Exercise:
Output every entry exactly as written, skipping any pictures.

[Page and application data records]

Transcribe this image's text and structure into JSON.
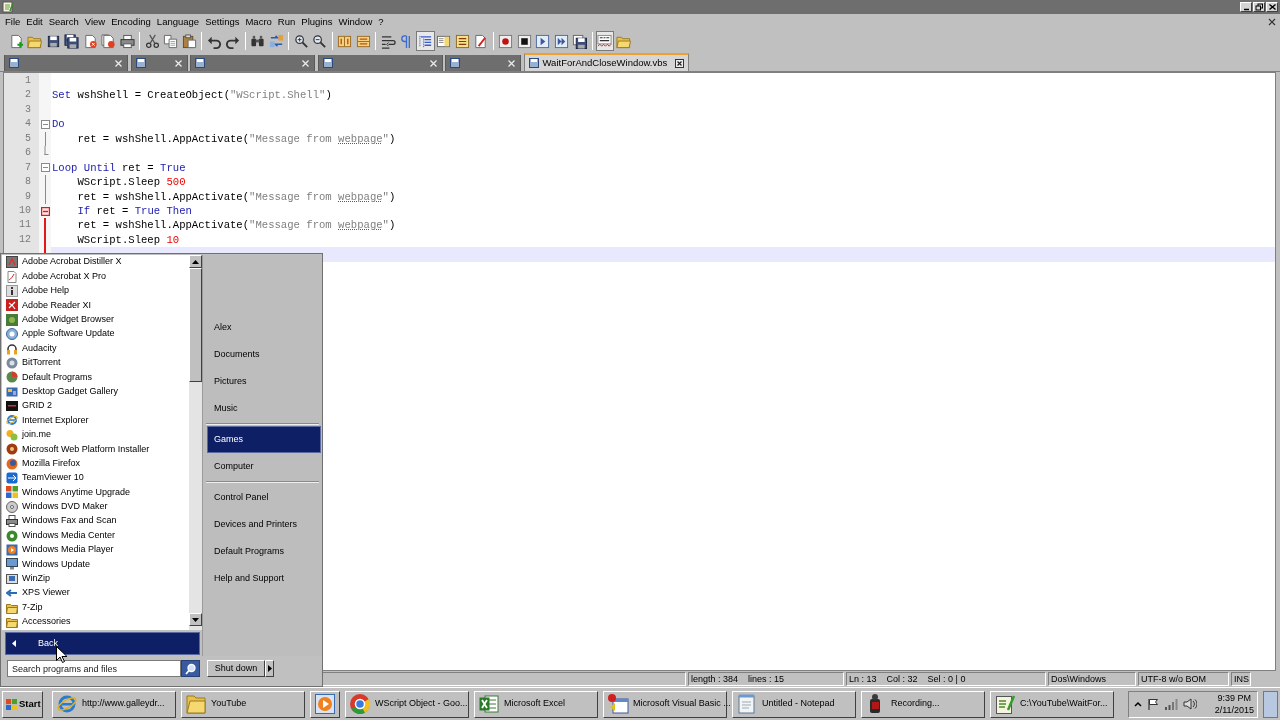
{
  "menu_bar": {
    "items": [
      "File",
      "Edit",
      "Search",
      "View",
      "Encoding",
      "Language",
      "Settings",
      "Macro",
      "Run",
      "Plugins",
      "Window",
      "?"
    ]
  },
  "toolbar": {
    "buttons": [
      {
        "pressed": false
      },
      {
        "pressed": false
      },
      {
        "pressed": false
      },
      {
        "pressed": false
      },
      {
        "pressed": false
      },
      {
        "pressed": false
      },
      {
        "pressed": false
      },
      {
        "pressed": false
      },
      {
        "pressed": false
      },
      {
        "pressed": false
      },
      {
        "pressed": false
      },
      {
        "pressed": false
      },
      {
        "pressed": false
      },
      {
        "pressed": false
      },
      {
        "pressed": false
      },
      {
        "pressed": false
      },
      {
        "pressed": false
      },
      {
        "pressed": false
      },
      {
        "pressed": false
      },
      {
        "pressed": false
      },
      {
        "pressed": true
      },
      {
        "pressed": false
      },
      {
        "pressed": false
      },
      {
        "pressed": false
      },
      {
        "pressed": false
      },
      {
        "pressed": false
      },
      {
        "pressed": false
      },
      {
        "pressed": false
      },
      {
        "pressed": false
      },
      {
        "pressed": true
      },
      {
        "pressed": false
      }
    ]
  },
  "tabs": [
    {
      "selected": false
    },
    {
      "selected": false
    },
    {
      "selected": false
    },
    {
      "selected": false
    },
    {
      "selected": false
    },
    {
      "label": "WaitForAndCloseWindow.vbs",
      "selected": true
    }
  ],
  "editor": {
    "lines": [
      {
        "number": "1",
        "kind": "plain",
        "current": false
      },
      {
        "number": "2",
        "kind": "plain",
        "tokens": [
          {
            "kind": "keyword",
            "text": "Set"
          },
          {
            "kind": "plain",
            "text": " wshShell = CreateObject("
          },
          {
            "kind": "string",
            "text": "\"WScript.Shell\""
          },
          {
            "kind": "plain",
            "text": ")"
          }
        ],
        "current": false
      },
      {
        "number": "3",
        "kind": "plain",
        "current": false
      },
      {
        "number": "4",
        "kind": "foldstart",
        "fold_active": false,
        "tokens": [
          {
            "kind": "keyword",
            "text": "Do"
          }
        ],
        "current": false
      },
      {
        "number": "5",
        "kind": "foldbody",
        "fold_active": false,
        "tokens": [
          {
            "kind": "plain",
            "text": "    ret = wshShell.AppActivate("
          },
          {
            "kind": "string",
            "text": "\"Message from "
          },
          {
            "kind": "misspelled",
            "text": "webpage"
          },
          {
            "kind": "string",
            "text": "\""
          },
          {
            "kind": "plain",
            "text": ")"
          }
        ],
        "current": false
      },
      {
        "number": "6",
        "kind": "foldend",
        "fold_active": false,
        "current": false
      },
      {
        "number": "7",
        "kind": "foldstart",
        "fold_active": false,
        "tokens": [
          {
            "kind": "keyword",
            "text": "Loop Until"
          },
          {
            "kind": "plain",
            "text": " ret = "
          },
          {
            "kind": "keyword",
            "text": "True"
          }
        ],
        "current": false
      },
      {
        "number": "8",
        "kind": "foldbody",
        "fold_active": false,
        "tokens": [
          {
            "kind": "plain",
            "text": "    WScript.Sleep "
          },
          {
            "kind": "number",
            "text": "500"
          }
        ],
        "current": false
      },
      {
        "number": "9",
        "kind": "foldbody",
        "fold_active": false,
        "tokens": [
          {
            "kind": "plain",
            "text": "    ret = wshShell.AppActivate("
          },
          {
            "kind": "string",
            "text": "\"Message from "
          },
          {
            "kind": "misspelled",
            "text": "webpage"
          },
          {
            "kind": "string",
            "text": "\""
          },
          {
            "kind": "plain",
            "text": ")"
          }
        ],
        "current": false
      },
      {
        "number": "10",
        "kind": "foldstart",
        "fold_active": true,
        "tokens": [
          {
            "kind": "keyword",
            "text": "    If"
          },
          {
            "kind": "plain",
            "text": " ret = "
          },
          {
            "kind": "keyword",
            "text": "True"
          },
          {
            "kind": "keyword",
            "text": " Then"
          }
        ],
        "current": false
      },
      {
        "number": "11",
        "kind": "foldbody",
        "fold_active": true,
        "tokens": [
          {
            "kind": "plain",
            "text": "    ret = wshShell.AppActivate("
          },
          {
            "kind": "string",
            "text": "\"Message from "
          },
          {
            "kind": "misspelled",
            "text": "webpage"
          },
          {
            "kind": "string",
            "text": "\""
          },
          {
            "kind": "plain",
            "text": ")"
          }
        ],
        "current": false
      },
      {
        "number": "12",
        "kind": "foldbody",
        "fold_active": true,
        "tokens": [
          {
            "kind": "plain",
            "text": "    WScript.Sleep "
          },
          {
            "kind": "number",
            "text": "10"
          }
        ],
        "current": false
      },
      {
        "kind": "foldbody",
        "fold_active": true,
        "current": true
      }
    ]
  },
  "status_bar": {
    "document_info": "length : 384    lines : 15",
    "position": "Ln : 13    Col : 32    Sel : 0 | 0",
    "line_endings": "Dos\\Windows",
    "encoding": "UTF-8 w/o BOM",
    "mode": "INS"
  },
  "start_menu": {
    "programs": [
      "Adobe Acrobat Distiller X",
      "Adobe Acrobat X Pro",
      "Adobe Help",
      "Adobe Reader XI",
      "Adobe Widget Browser",
      "Apple Software Update",
      "Audacity",
      "BitTorrent",
      "Default Programs",
      "Desktop Gadget Gallery",
      "GRID 2",
      "Internet Explorer",
      "join.me",
      "Microsoft Web Platform Installer",
      "Mozilla Firefox",
      "TeamViewer 10",
      "Windows Anytime Upgrade",
      "Windows DVD Maker",
      "Windows Fax and Scan",
      "Windows Media Center",
      "Windows Media Player",
      "Windows Update",
      "WinZip",
      "XPS Viewer",
      "7-Zip",
      "Accessories"
    ],
    "back": "Back",
    "places": [
      {
        "items": [
          {
            "label": "Alex",
            "selected": false
          },
          {
            "label": "Documents",
            "selected": false
          },
          {
            "label": "Pictures",
            "selected": false
          },
          {
            "label": "Music",
            "selected": false
          }
        ]
      },
      {
        "items": [
          {
            "label": "Games",
            "selected": true
          },
          {
            "label": "Computer",
            "selected": false
          }
        ]
      },
      {
        "items": [
          {
            "label": "Control Panel",
            "selected": false
          },
          {
            "label": "Devices and Printers",
            "selected": false
          },
          {
            "label": "Default Programs",
            "selected": false
          },
          {
            "label": "Help and Support",
            "selected": false
          }
        ]
      }
    ],
    "search": {
      "placeholder": "Search programs and files"
    },
    "shut_down": "Shut down"
  },
  "taskbar": {
    "start": "Start",
    "buttons": [
      {
        "kind": "window",
        "label": "http://www.galleydr..."
      },
      {
        "kind": "window",
        "label": "YouTube"
      },
      {
        "kind": "pinned"
      },
      {
        "kind": "window",
        "label": "WScript Object - Goo..."
      },
      {
        "kind": "window",
        "label": "Microsoft Excel"
      },
      {
        "kind": "window",
        "label": "Microsoft Visual Basic ..."
      },
      {
        "kind": "window",
        "label": "Untitled - Notepad"
      },
      {
        "kind": "window",
        "label": "Recording..."
      },
      {
        "kind": "window",
        "label": "C:\\YouTube\\WaitFor..."
      }
    ],
    "clock": {
      "time": "9:39 PM",
      "date": "2/11/2015"
    }
  }
}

Result of the exercise:
Transcribe this image's text and structure into JSON.
{
  "menu_bar": {
    "items": [
      "File",
      "Edit",
      "Search",
      "View",
      "Encoding",
      "Language",
      "Settings",
      "Macro",
      "Run",
      "Plugins",
      "Window",
      "?"
    ]
  },
  "toolbar": {
    "buttons": [
      {
        "pressed": false
      },
      {
        "pressed": false
      },
      {
        "pressed": false
      },
      {
        "pressed": false
      },
      {
        "pressed": false
      },
      {
        "pressed": false
      },
      {
        "pressed": false
      },
      {
        "pressed": false
      },
      {
        "pressed": false
      },
      {
        "pressed": false
      },
      {
        "pressed": false
      },
      {
        "pressed": false
      },
      {
        "pressed": false
      },
      {
        "pressed": false
      },
      {
        "pressed": false
      },
      {
        "pressed": false
      },
      {
        "pressed": false
      },
      {
        "pressed": false
      },
      {
        "pressed": false
      },
      {
        "pressed": false
      },
      {
        "pressed": true
      },
      {
        "pressed": false
      },
      {
        "pressed": false
      },
      {
        "pressed": false
      },
      {
        "pressed": false
      },
      {
        "pressed": false
      },
      {
        "pressed": false
      },
      {
        "pressed": false
      },
      {
        "pressed": false
      },
      {
        "pressed": true
      },
      {
        "pressed": false
      }
    ]
  },
  "tabs": [
    {
      "selected": false
    },
    {
      "selected": false
    },
    {
      "selected": false
    },
    {
      "selected": false
    },
    {
      "selected": false
    },
    {
      "label": "WaitForAndCloseWindow.vbs",
      "selected": true
    }
  ],
  "editor": {
    "lines": [
      {
        "number": "1",
        "kind": "plain",
        "current": false
      },
      {
        "number": "2",
        "kind": "plain",
        "tokens": [
          {
            "kind": "keyword",
            "text": "Set"
          },
          {
            "kind": "plain",
            "text": " wshShell = CreateObject("
          },
          {
            "kind": "string",
            "text": "\"WScript.Shell\""
          },
          {
            "kind": "plain",
            "text": ")"
          }
        ],
        "current": false
      },
      {
        "number": "3",
        "kind": "plain",
        "current": false
      },
      {
        "number": "4",
        "kind": "foldstart",
        "fold_active": false,
        "tokens": [
          {
            "kind": "keyword",
            "text": "Do"
          }
        ],
        "current": false
      },
      {
        "number": "5",
        "kind": "foldbody",
        "fold_active": false,
        "tokens": [
          {
            "kind": "plain",
            "text": "    ret = wshShell.AppActivate("
          },
          {
            "kind": "string",
            "text": "\"Message from "
          },
          {
            "kind": "misspelled",
            "text": "webpage"
          },
          {
            "kind": "string",
            "text": "\""
          },
          {
            "kind": "plain",
            "text": ")"
          }
        ],
        "current": false
      },
      {
        "number": "6",
        "kind": "foldend",
        "fold_active": false,
        "current": false
      },
      {
        "number": "7",
        "kind": "foldstart",
        "fold_active": false,
        "tokens": [
          {
            "kind": "keyword",
            "text": "Loop Until"
          },
          {
            "kind": "plain",
            "text": " ret = "
          },
          {
            "kind": "keyword",
            "text": "True"
          }
        ],
        "current": false
      },
      {
        "number": "8",
        "kind": "foldbody",
        "fold_active": false,
        "tokens": [
          {
            "kind": "plain",
            "text": "    WScript.Sleep "
          },
          {
            "kind": "number",
            "text": "500"
          }
        ],
        "current": false
      },
      {
        "number": "9",
        "kind": "foldbody",
        "fold_active": false,
        "tokens": [
          {
            "kind": "plain",
            "text": "    ret = wshShell.AppActivate("
          },
          {
            "kind": "string",
            "text": "\"Message from "
          },
          {
            "kind": "misspelled",
            "text": "webpage"
          },
          {
            "kind": "string",
            "text": "\""
          },
          {
            "kind": "plain",
            "text": ")"
          }
        ],
        "current": false
      },
      {
        "number": "10",
        "kind": "foldstart",
        "fold_active": true,
        "tokens": [
          {
            "kind": "keyword",
            "text": "    If"
          },
          {
            "kind": "plain",
            "text": " ret = "
          },
          {
            "kind": "keyword",
            "text": "True"
          },
          {
            "kind": "keyword",
            "text": " Then"
          }
        ],
        "current": false
      },
      {
        "number": "11",
        "kind": "foldbody",
        "fold_active": true,
        "tokens": [
          {
            "kind": "plain",
            "text": "    ret = wshShell.AppActivate("
          },
          {
            "kind": "string",
            "text": "\"Message from "
          },
          {
            "kind": "misspelled",
            "text": "webpage"
          },
          {
            "kind": "string",
            "text": "\""
          },
          {
            "kind": "plain",
            "text": ")"
          }
        ],
        "current": false
      },
      {
        "number": "12",
        "kind": "foldbody",
        "fold_active": true,
        "tokens": [
          {
            "kind": "plain",
            "text": "    WScript.Sleep "
          },
          {
            "kind": "number",
            "text": "10"
          }
        ],
        "current": false
      },
      {
        "kind": "foldbody",
        "fold_active": true,
        "current": true
      }
    ]
  },
  "status_bar": {
    "document_info": "length : 384    lines : 15",
    "position": "Ln : 13    Col : 32    Sel : 0 | 0",
    "line_endings": "Dos\\Windows",
    "encoding": "UTF-8 w/o BOM",
    "mode": "INS"
  },
  "start_menu": {
    "programs": [
      "Adobe Acrobat Distiller X",
      "Adobe Acrobat X Pro",
      "Adobe Help",
      "Adobe Reader XI",
      "Adobe Widget Browser",
      "Apple Software Update",
      "Audacity",
      "BitTorrent",
      "Default Programs",
      "Desktop Gadget Gallery",
      "GRID 2",
      "Internet Explorer",
      "join.me",
      "Microsoft Web Platform Installer",
      "Mozilla Firefox",
      "TeamViewer 10",
      "Windows Anytime Upgrade",
      "Windows DVD Maker",
      "Windows Fax and Scan",
      "Windows Media Center",
      "Windows Media Player",
      "Windows Update",
      "WinZip",
      "XPS Viewer",
      "7-Zip",
      "Accessories"
    ],
    "back": "Back",
    "places": [
      {
        "items": [
          {
            "label": "Alex",
            "selected": false
          },
          {
            "label": "Documents",
            "selected": false
          },
          {
            "label": "Pictures",
            "selected": false
          },
          {
            "label": "Music",
            "selected": false
          }
        ]
      },
      {
        "items": [
          {
            "label": "Games",
            "selected": true
          },
          {
            "label": "Computer",
            "selected": false
          }
        ]
      },
      {
        "items": [
          {
            "label": "Control Panel",
            "selected": false
          },
          {
            "label": "Devices and Printers",
            "selected": false
          },
          {
            "label": "Default Programs",
            "selected": false
          },
          {
            "label": "Help and Support",
            "selected": false
          }
        ]
      }
    ],
    "search": {
      "placeholder": "Search programs and files"
    },
    "shut_down": "Shut down"
  },
  "taskbar": {
    "start": "Start",
    "buttons": [
      {
        "kind": "window",
        "label": "http://www.galleydr..."
      },
      {
        "kind": "window",
        "label": "YouTube"
      },
      {
        "kind": "pinned"
      },
      {
        "kind": "window",
        "label": "WScript Object - Goo..."
      },
      {
        "kind": "window",
        "label": "Microsoft Excel"
      },
      {
        "kind": "window",
        "label": "Microsoft Visual Basic ..."
      },
      {
        "kind": "window",
        "label": "Untitled - Notepad"
      },
      {
        "kind": "window",
        "label": "Recording..."
      },
      {
        "kind": "window",
        "label": "C:\\YouTube\\WaitFor..."
      }
    ],
    "clock": {
      "time": "9:39 PM",
      "date": "2/11/2015"
    }
  }
}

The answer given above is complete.